to regard for a moment the evidence of the bigoted Danish monk where it differs from that of Snorri, an honest and intelligent witness who knew his subject and had no parti pris. Another practice from which the subject has suffered is that of ascribing to Celtic influence everything interesting in Norse sources which touches on the supernatural.
The materials for the present study are collected chiefly from those Icelandic sagas which deal with the time before the establishment of Christianity in Iceland in the year 1000, and from the Lives of the Kings of Norway, as far as the death of Olaf Tryggvason in the same year, in the Heimskringla; with occasional reference to the Prose Edda where this serves to throw light on the other sources. In the Icelandic family sagas the references are scattered.

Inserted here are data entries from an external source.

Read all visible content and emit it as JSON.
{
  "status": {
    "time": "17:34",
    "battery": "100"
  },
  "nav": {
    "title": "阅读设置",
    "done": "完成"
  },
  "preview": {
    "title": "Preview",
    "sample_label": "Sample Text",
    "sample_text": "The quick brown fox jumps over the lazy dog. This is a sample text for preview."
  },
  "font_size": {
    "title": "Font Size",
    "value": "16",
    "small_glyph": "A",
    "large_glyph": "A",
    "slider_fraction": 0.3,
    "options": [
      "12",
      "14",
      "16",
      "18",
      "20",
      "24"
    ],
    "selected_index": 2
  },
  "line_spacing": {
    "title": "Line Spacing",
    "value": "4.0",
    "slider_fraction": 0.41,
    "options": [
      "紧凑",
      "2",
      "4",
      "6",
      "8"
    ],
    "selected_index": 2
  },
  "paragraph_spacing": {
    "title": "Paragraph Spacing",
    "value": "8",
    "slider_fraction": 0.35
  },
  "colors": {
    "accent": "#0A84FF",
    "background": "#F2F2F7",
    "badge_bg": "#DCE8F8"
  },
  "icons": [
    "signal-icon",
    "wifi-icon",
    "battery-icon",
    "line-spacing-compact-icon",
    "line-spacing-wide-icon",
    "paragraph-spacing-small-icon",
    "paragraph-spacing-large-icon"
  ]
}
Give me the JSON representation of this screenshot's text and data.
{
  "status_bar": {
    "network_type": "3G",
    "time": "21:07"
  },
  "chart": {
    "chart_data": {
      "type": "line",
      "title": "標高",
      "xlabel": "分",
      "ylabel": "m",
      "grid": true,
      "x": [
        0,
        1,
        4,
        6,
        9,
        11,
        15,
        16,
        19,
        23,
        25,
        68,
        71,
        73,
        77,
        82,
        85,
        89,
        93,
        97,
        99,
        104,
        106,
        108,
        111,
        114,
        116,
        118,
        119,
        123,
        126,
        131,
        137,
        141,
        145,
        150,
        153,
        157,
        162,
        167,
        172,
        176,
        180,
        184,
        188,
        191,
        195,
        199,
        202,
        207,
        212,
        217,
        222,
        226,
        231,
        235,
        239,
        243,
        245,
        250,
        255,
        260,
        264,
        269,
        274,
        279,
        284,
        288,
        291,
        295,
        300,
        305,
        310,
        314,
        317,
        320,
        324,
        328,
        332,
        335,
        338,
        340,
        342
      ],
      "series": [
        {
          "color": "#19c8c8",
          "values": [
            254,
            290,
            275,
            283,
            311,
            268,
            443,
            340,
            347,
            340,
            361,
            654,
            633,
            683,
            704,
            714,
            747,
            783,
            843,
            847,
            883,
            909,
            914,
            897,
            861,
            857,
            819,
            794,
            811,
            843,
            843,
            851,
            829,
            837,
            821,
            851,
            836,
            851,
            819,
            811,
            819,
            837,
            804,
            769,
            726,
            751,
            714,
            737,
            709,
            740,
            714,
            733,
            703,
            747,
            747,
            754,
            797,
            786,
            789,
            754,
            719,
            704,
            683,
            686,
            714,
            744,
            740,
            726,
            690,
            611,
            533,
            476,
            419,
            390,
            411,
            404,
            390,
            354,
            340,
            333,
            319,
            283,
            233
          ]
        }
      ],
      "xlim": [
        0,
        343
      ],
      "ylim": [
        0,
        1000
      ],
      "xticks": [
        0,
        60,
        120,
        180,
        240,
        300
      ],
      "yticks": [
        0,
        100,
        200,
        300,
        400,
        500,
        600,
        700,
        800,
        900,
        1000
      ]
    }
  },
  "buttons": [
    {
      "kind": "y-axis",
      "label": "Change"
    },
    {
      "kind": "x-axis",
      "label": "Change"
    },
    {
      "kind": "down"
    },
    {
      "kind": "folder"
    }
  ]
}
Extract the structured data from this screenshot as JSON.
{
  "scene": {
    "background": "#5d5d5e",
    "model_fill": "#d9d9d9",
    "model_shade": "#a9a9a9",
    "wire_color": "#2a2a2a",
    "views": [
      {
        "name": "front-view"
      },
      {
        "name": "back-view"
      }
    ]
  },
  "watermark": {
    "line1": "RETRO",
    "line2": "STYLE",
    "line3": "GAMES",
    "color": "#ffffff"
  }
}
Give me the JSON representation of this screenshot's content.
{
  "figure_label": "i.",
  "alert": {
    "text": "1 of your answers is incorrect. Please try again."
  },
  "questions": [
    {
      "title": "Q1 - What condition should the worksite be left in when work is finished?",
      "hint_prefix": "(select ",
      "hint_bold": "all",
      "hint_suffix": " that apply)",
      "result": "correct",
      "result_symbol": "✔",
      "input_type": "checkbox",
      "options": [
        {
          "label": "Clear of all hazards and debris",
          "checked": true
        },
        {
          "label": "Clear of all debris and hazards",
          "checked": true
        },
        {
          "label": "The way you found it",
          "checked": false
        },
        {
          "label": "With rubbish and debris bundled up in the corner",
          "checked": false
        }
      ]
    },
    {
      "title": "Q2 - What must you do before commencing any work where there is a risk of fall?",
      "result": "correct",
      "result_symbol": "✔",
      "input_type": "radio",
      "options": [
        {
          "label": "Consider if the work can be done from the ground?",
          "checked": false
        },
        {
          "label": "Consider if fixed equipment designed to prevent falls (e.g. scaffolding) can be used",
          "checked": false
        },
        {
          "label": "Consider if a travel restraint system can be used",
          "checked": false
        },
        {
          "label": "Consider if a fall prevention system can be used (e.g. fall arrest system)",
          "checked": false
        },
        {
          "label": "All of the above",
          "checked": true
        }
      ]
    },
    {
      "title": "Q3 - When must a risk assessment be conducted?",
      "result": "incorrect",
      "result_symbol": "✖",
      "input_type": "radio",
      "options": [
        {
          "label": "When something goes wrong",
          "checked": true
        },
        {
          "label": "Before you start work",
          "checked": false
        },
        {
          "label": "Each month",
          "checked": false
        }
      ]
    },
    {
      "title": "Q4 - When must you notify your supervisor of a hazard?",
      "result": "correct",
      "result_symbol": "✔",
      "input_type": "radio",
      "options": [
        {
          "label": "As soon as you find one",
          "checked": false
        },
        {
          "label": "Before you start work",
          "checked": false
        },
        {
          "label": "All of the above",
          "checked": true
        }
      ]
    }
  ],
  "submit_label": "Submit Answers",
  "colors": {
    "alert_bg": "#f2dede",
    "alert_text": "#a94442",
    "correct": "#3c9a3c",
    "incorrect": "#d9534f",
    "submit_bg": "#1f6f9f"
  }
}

The saga-writers are sparing of detail, and mention nothing that does not actually bear on some feature of the story: there is also a general vagueness in the matter of dates and seasons. The references are arranged as far as possible in order of date of occurrence, which can usually be approximately fixed by reference to genealogies; the date of occurrence being naturally of importance, where the question is of the growth or decay of a custom.
The present literary form in which the sagas are cast dates in the case of the greatest sagas to the thirteenth century. The longer sagas are compilations from a number of smaller ones; in the case of Njála, Laxdæla and Egla, the compilation is carefully done, Laxdaela especially arranging its material with considerable attention to artistic effect; the other two are more to be depended on, therefore, in matters of detail. In Eyrbyggja there is little attempt to present an artistic whole. The shorter sagas which supplied the material for these must, even in their written form, have been composed a century earlier; and to the twelfth century at latest